Applying UCD principles to a project is a way of ensuring that the usability of a product or system is good. UCD is characterised by multi-stage problem solving, which requires designers to (a) iteratively analyse and predict how users will use an interface, and (b) test the validity of their assumptions with regard to user behaviour in the real world.
UCD is a participatory design model, borrowing freely from interaction design, interface design and other design practises.
How do you do user-centred design?
UCD is simple, really. Here's what you do:
- Learn who the user is and design for them
- Create a prototype to test with users
- Revise the prototype based on what you learn
- Repeat steps 2 and 3 n times
User-centred design has been applied to a diverse range of user interactions, from websites and mobile phones through to car dashboards and specific kinds of restaurant interactions.
When user-centred design is applied to more than single user interactions, it's often referred to as user experience (or experiential) design. A user experience comprises a number of separate interfaces, human-to-agent contacts, transactions and conceptual models.

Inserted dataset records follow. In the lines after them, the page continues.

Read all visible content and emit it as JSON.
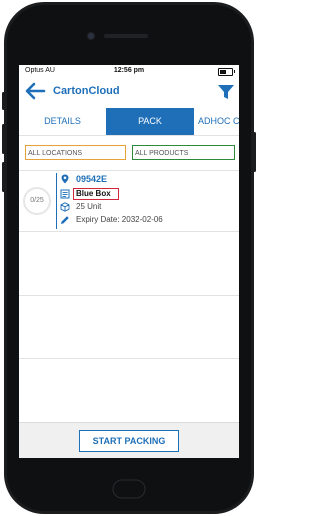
{
  "status_bar": {
    "carrier": "Optus AU",
    "time": "12:56 pm"
  },
  "app_bar": {
    "title": "CartonCloud"
  },
  "tabs": [
    {
      "label": "DETAILS",
      "active": false
    },
    {
      "label": "PACK",
      "active": true
    },
    {
      "label": "ADHOC C",
      "active": false
    }
  ],
  "filters": {
    "locations": "ALL LOCATIONS",
    "products": "ALL PRODUCTS"
  },
  "items": [
    {
      "progress": "0/25",
      "location": "09542E",
      "product": "Blue Box",
      "quantity": "25 Unit",
      "expiry": "Expiry Date: 2032-02-06"
    }
  ],
  "footer": {
    "start_label": "START PACKING"
  },
  "colors": {
    "primary": "#1e6fb8",
    "locations_border": "#e8a23a",
    "products_border": "#2e8b3e",
    "highlight": "#d0253a"
  }
}
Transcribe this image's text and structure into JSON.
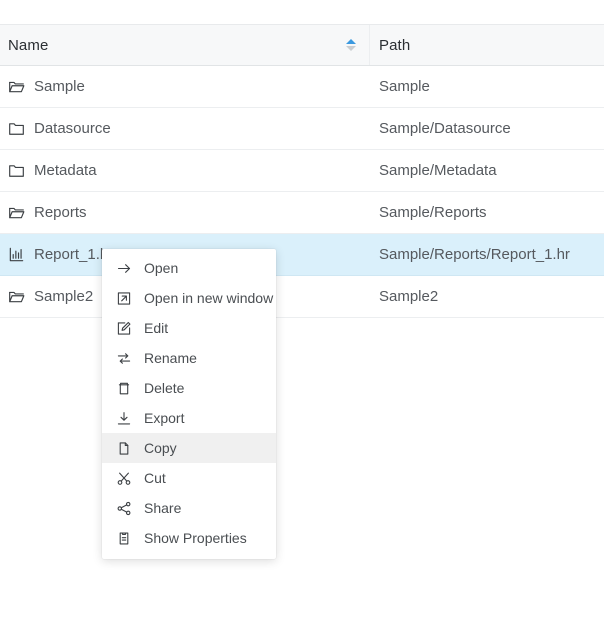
{
  "table": {
    "columns": [
      {
        "key": "name",
        "label": "Name",
        "sort_icon": "sort-asc-desc-icon",
        "sort_active_direction": "asc"
      },
      {
        "key": "path",
        "label": "Path"
      }
    ],
    "rows": [
      {
        "icon": "folder-open-icon",
        "indent": 0,
        "name": "Sample",
        "path": "Sample",
        "selected": false
      },
      {
        "icon": "folder-icon",
        "indent": 1,
        "name": "Datasource",
        "path": "Sample/Datasource",
        "selected": false
      },
      {
        "icon": "folder-icon",
        "indent": 1,
        "name": "Metadata",
        "path": "Sample/Metadata",
        "selected": false
      },
      {
        "icon": "folder-open-icon",
        "indent": 1,
        "name": "Reports",
        "path": "Sample/Reports",
        "selected": false
      },
      {
        "icon": "report-chart-icon",
        "indent": 2,
        "name": "Report_1.hr",
        "path": "Sample/Reports/Report_1.hr",
        "selected": true
      },
      {
        "icon": "folder-open-icon",
        "indent": 0,
        "name": "Sample2",
        "path": "Sample2",
        "selected": false
      }
    ]
  },
  "context_menu": {
    "items": [
      {
        "icon": "arrow-right-icon",
        "label": "Open",
        "hovered": false
      },
      {
        "icon": "open-new-window-icon",
        "label": "Open in new window",
        "hovered": false
      },
      {
        "icon": "edit-pencil-icon",
        "label": "Edit",
        "hovered": false
      },
      {
        "icon": "rename-icon",
        "label": "Rename",
        "hovered": false
      },
      {
        "icon": "trash-icon",
        "label": "Delete",
        "hovered": false
      },
      {
        "icon": "export-download-icon",
        "label": "Export",
        "hovered": false
      },
      {
        "icon": "copy-icon",
        "label": "Copy",
        "hovered": true
      },
      {
        "icon": "scissors-icon",
        "label": "Cut",
        "hovered": false
      },
      {
        "icon": "share-icon",
        "label": "Share",
        "hovered": false
      },
      {
        "icon": "properties-icon",
        "label": "Show Properties",
        "hovered": false
      }
    ]
  },
  "colors": {
    "selected_row": "#daf0fb",
    "header_bg": "#f7f8f9",
    "sort_active": "#3b99e0",
    "sort_inactive": "#c9cdd1",
    "menu_hover": "#f0f0f0",
    "text": "#55595e"
  }
}
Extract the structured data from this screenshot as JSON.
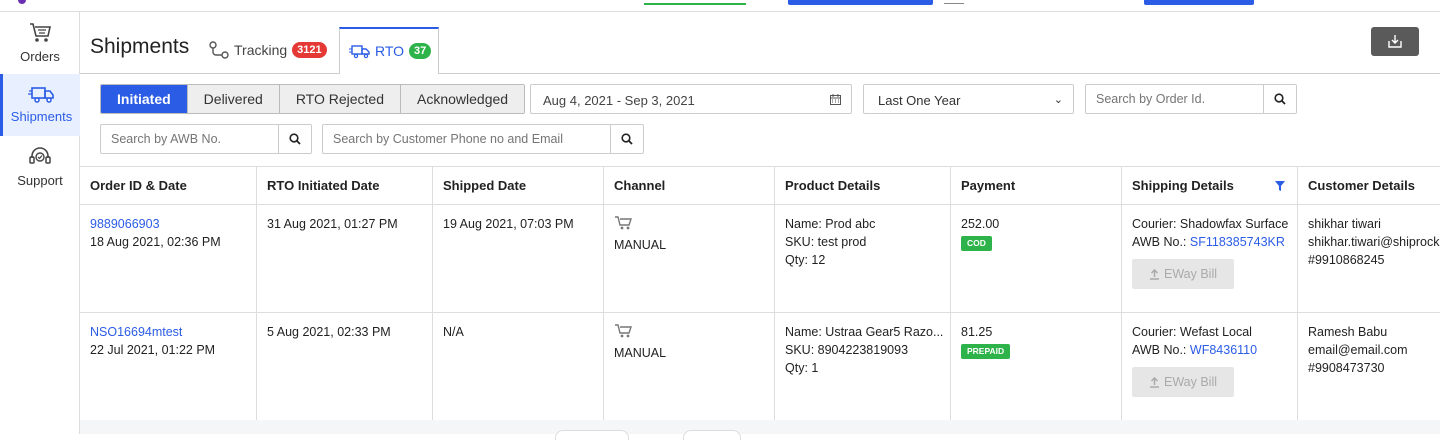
{
  "sidebar": {
    "items": [
      {
        "label": "Orders",
        "icon": "cart-icon"
      },
      {
        "label": "Shipments",
        "icon": "truck-icon"
      },
      {
        "label": "Support",
        "icon": "headset-icon"
      }
    ]
  },
  "header": {
    "title": "Shipments",
    "tabs": [
      {
        "label": "Tracking",
        "count": "3121",
        "icon": "route-icon"
      },
      {
        "label": "RTO",
        "count": "37",
        "icon": "return-truck-icon"
      }
    ]
  },
  "filters": {
    "status_tabs": [
      "Initiated",
      "Delivered",
      "RTO Rejected",
      "Acknowledged"
    ],
    "date_range": "Aug 4, 2021 - Sep 3, 2021",
    "period": "Last One Year",
    "order_search_placeholder": "Search by Order Id.",
    "awb_search_placeholder": "Search by AWB No.",
    "customer_search_placeholder": "Search by Customer Phone no and Email"
  },
  "table": {
    "columns": [
      "Order ID & Date",
      "RTO Initiated Date",
      "Shipped Date",
      "Channel",
      "Product Details",
      "Payment",
      "Shipping Details",
      "Customer Details"
    ],
    "rows": [
      {
        "order_id": "9889066903",
        "order_date": "18 Aug 2021, 02:36 PM",
        "rto_date": "31 Aug 2021, 01:27 PM",
        "shipped_date": "19 Aug 2021, 07:03 PM",
        "channel": "MANUAL",
        "product_name": "Name: Prod abc",
        "product_sku": "SKU: test prod",
        "product_qty": "Qty: 12",
        "amount": "252.00",
        "payment_mode": "COD",
        "courier": "Courier: Shadowfax Surface",
        "awb_label": "AWB No.:",
        "awb": "SF118385743KR",
        "eway": "EWay Bill",
        "customer_name": "shikhar tiwari",
        "customer_email": "shikhar.tiwari@shiprock",
        "customer_phone": "#9910868245"
      },
      {
        "order_id": "NSO16694mtest",
        "order_date": "22 Jul 2021, 01:22 PM",
        "rto_date": "5 Aug 2021, 02:33 PM",
        "shipped_date": "N/A",
        "channel": "MANUAL",
        "product_name": "Name: Ustraa Gear5 Razo...",
        "product_sku": "SKU: 8904223819093",
        "product_qty": "Qty: 1",
        "amount": "81.25",
        "payment_mode": "PREPAID",
        "courier": "Courier: Wefast Local",
        "awb_label": "AWB No.:",
        "awb": "WF8436110",
        "eway": "EWay Bill",
        "customer_name": "Ramesh Babu",
        "customer_email": "email@email.com",
        "customer_phone": "#9908473730"
      }
    ]
  },
  "colors": {
    "accent": "#2b5ce6",
    "success": "#2db34a",
    "danger": "#e53935"
  }
}
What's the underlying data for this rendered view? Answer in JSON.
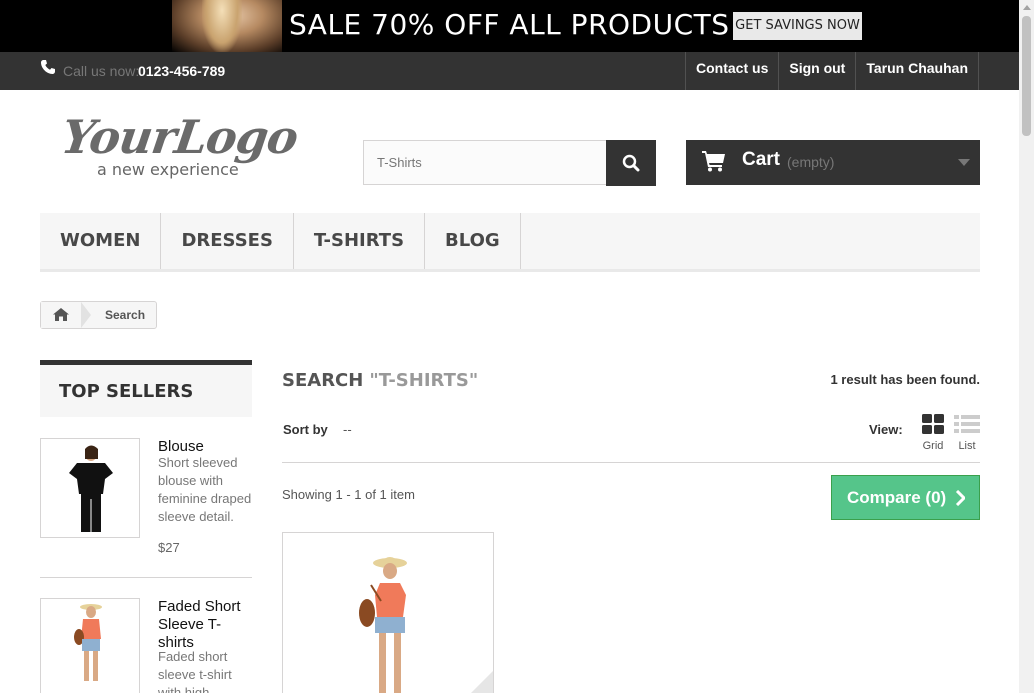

In product design - think iPods, KitchenAid or Playstation - this is known as the "out of the box experience", referring not only to the user's first and continued use of the product, but also to their initial opening of the box, unpacking the product and accessories, reading the instructions, and so on.